One of the most secretive large mammals on Earth, the pygmy hippo is rarely seen in the wild but was caught on camera in the west African country's only national park, Sapo, by a team led by the Zoological Society of London (ZSL).
The hippo, which looks like a smaller version of the common hippopotamus, had been identified by ZSL's Evolutionarily Distinct and Globally Endangered (Edge) programme as being in need of urgent conservation, prompting the trip to Liberia.
There are thought to be less than 3,000 of the mammals remaining in the wild in Sierra Leone, Ivory Coast, Guinea and Liberia and there are serious concerns about its survival due to habitat destruction and poaching.
But "camera traps" set up by ZSL, Flora and Fauna International (FFI) and Liberia's Forest Development Agency in a monitoring expedition funded by the People's Trust for Endangered Species captured the elusive pygmy hippo on film within three days.
The cameras will remain in place as part of a monitoring programme to produce an accurate population estimate and a conservation plan, the researchers said.

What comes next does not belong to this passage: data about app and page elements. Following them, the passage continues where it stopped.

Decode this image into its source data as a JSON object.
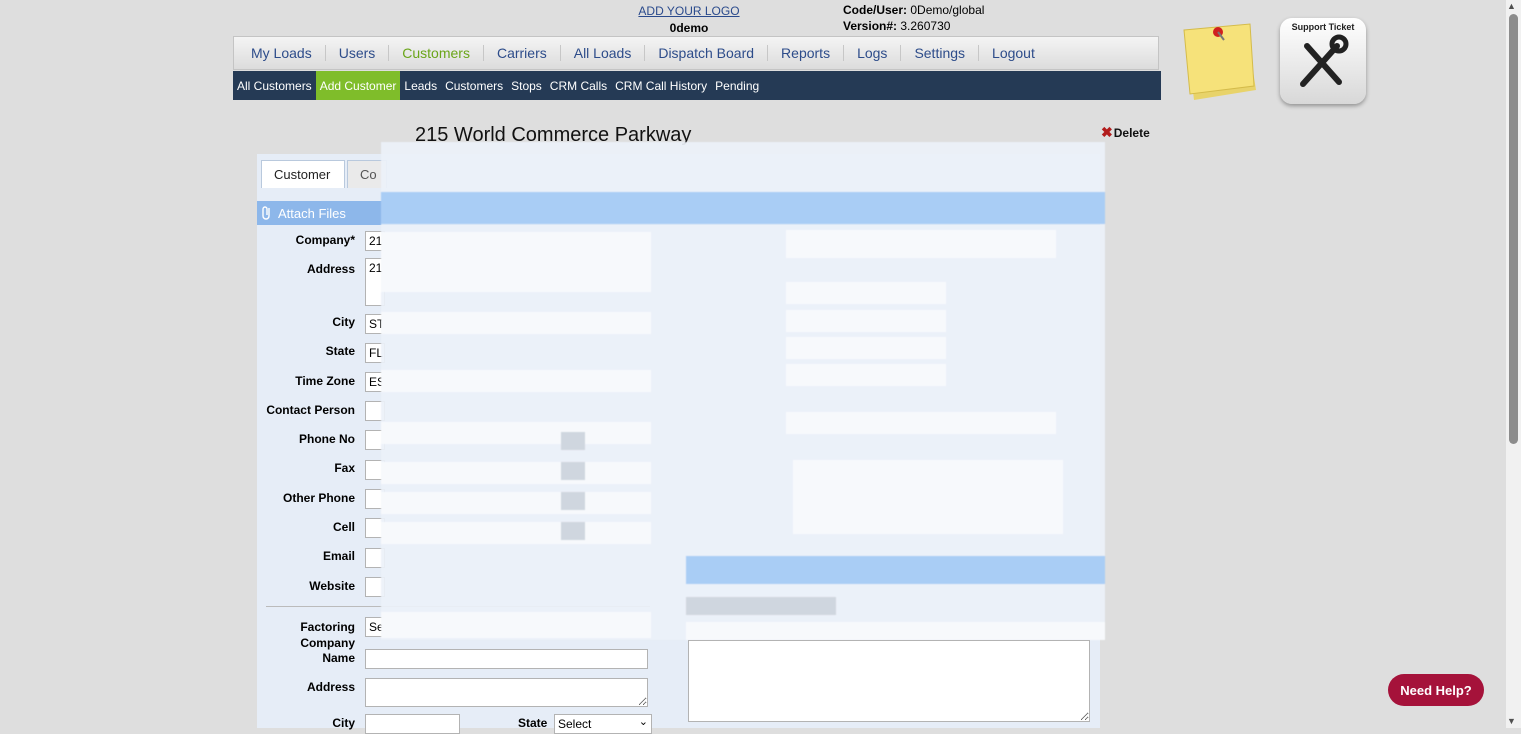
{
  "header": {
    "logo_link": "ADD YOUR LOGO",
    "company_code": "0demo",
    "code_user_label": "Code/User:",
    "code_user_value": "0Demo/global",
    "version_label": "Version#:",
    "version_value": "3.260730"
  },
  "main_nav": [
    {
      "label": "My Loads"
    },
    {
      "label": "Users"
    },
    {
      "label": "Customers"
    },
    {
      "label": "Carriers"
    },
    {
      "label": "All Loads"
    },
    {
      "label": "Dispatch Board"
    },
    {
      "label": "Reports"
    },
    {
      "label": "Logs"
    },
    {
      "label": "Settings"
    },
    {
      "label": "Logout"
    }
  ],
  "main_nav_active": "Customers",
  "sub_nav": [
    {
      "label": "All Customers"
    },
    {
      "label": "Add Customer"
    },
    {
      "label": "Leads"
    },
    {
      "label": "Customers"
    },
    {
      "label": "Stops"
    },
    {
      "label": "CRM Calls"
    },
    {
      "label": "CRM Call History"
    },
    {
      "label": "Pending"
    }
  ],
  "sub_nav_active": "Add Customer",
  "support_ticket": {
    "label": "Support Ticket",
    "icon": "wrench-screwdriver-icon"
  },
  "sticky_note": {
    "icon": "sticky-note-icon"
  },
  "page": {
    "title": "215 World Commerce Parkway",
    "delete_label": "Delete"
  },
  "tabs": {
    "customer": "Customer",
    "second": "Co"
  },
  "attach_files": "Attach Files",
  "form": {
    "company_label": "Company*",
    "company_value": "21",
    "address_label": "Address",
    "address_value": "21",
    "city_label": "City",
    "city_value": "ST",
    "state_label": "State",
    "state_value": "FL",
    "timezone_label": "Time Zone",
    "timezone_value": "ES",
    "contact_label": "Contact Person",
    "phone_label": "Phone No",
    "fax_label": "Fax",
    "other_phone_label": "Other Phone",
    "cell_label": "Cell",
    "email_label": "Email",
    "website_label": "Website",
    "factoring_label": "Factoring Company",
    "factoring_value": "Se",
    "name_label": "Name",
    "address2_label": "Address",
    "city2_label": "City",
    "state2_label": "State",
    "state2_select": "Select"
  },
  "need_help": "Need Help?",
  "colors": {
    "nav_active": "#6aa519",
    "subnav_bg": "#253a55",
    "subnav_active": "#7fbd2a",
    "attach_bar": "#8db7ea",
    "need_help": "#a5123a",
    "delete_x": "#b21c1c"
  }
}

Ben Collen, ZSL research fellow said the team had headed to Liberia, which had suffered two civil wars in the last two decades, to search for the "extraordinary, mysterious creature".

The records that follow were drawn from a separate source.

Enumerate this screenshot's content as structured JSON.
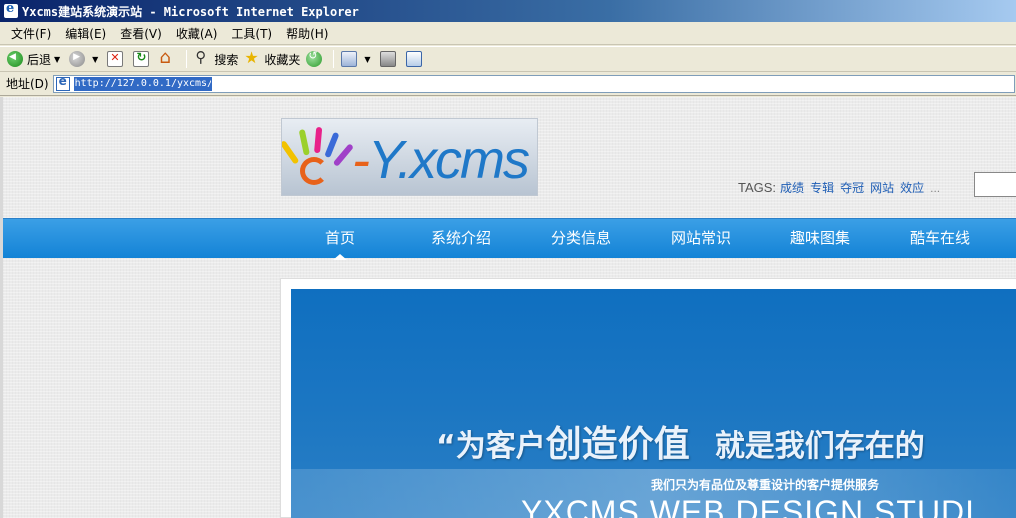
{
  "window": {
    "title": "Yxcms建站系统演示站 - Microsoft Internet Explorer"
  },
  "menubar": {
    "items": [
      "文件(F)",
      "编辑(E)",
      "查看(V)",
      "收藏(A)",
      "工具(T)",
      "帮助(H)"
    ]
  },
  "toolbar": {
    "back_label": "后退",
    "search_label": "搜索",
    "favorites_label": "收藏夹"
  },
  "addressbar": {
    "label": "地址(D)",
    "url": "http://127.0.0.1/yxcms/"
  },
  "site": {
    "logo_text": "Y.xcms",
    "tags_label": "TAGS:",
    "tags": [
      "成绩",
      "专辑",
      "夺冠",
      "网站",
      "效应"
    ],
    "tags_more": "...",
    "nav": [
      "首页",
      "系统介绍",
      "分类信息",
      "网站常识",
      "趣味图集",
      "酷车在线"
    ],
    "nav_active": 0,
    "banner": {
      "slogan_a": "“为客户",
      "slogan_b": "创造价值",
      "slogan_c": "就是我们存在的",
      "subtitle": "我们只为有品位及尊重设计的客户提供服务",
      "studio": "YXCMS WEB DESIGN STUDI"
    }
  },
  "colors": {
    "nav_bg": "#1383d6",
    "banner_bg": "#1b76c2",
    "link": "#1f5eb5",
    "logo_blue": "#1f78c8",
    "logo_orange": "#e8621a"
  }
}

"We were delighted to discover that a population still persists there, but remain highly concerned for the species, which continues to face significant threats from poaching and habitat degradation," he said.
FFI senior projects manager Africa Stephen van der Mark said: "Liberia's Upper Guinean forest ecosystem, where the pygmy hippo was photographed, is a major global conservation priority.
"Though unsustainable forestry and mining operations were especially devastating during the civil wars, they still pose a significant threat today.
"Only 10 per cent of the original Upper Guinean forest is left, of which Liberia contains about 40 per cent.
"This new sighting gives us hope that, with a concerted effort, we can still protect the area's remaining biodiversity including the charismatic pygmy hippo," he said.
Liberia's Forestry Development Authority's managing director John T Woods said he had been "pessimistic" about the existence of the pygmy hippo at Sapo, but the photos confirmed the richness of biodiversity in the Liberian forest.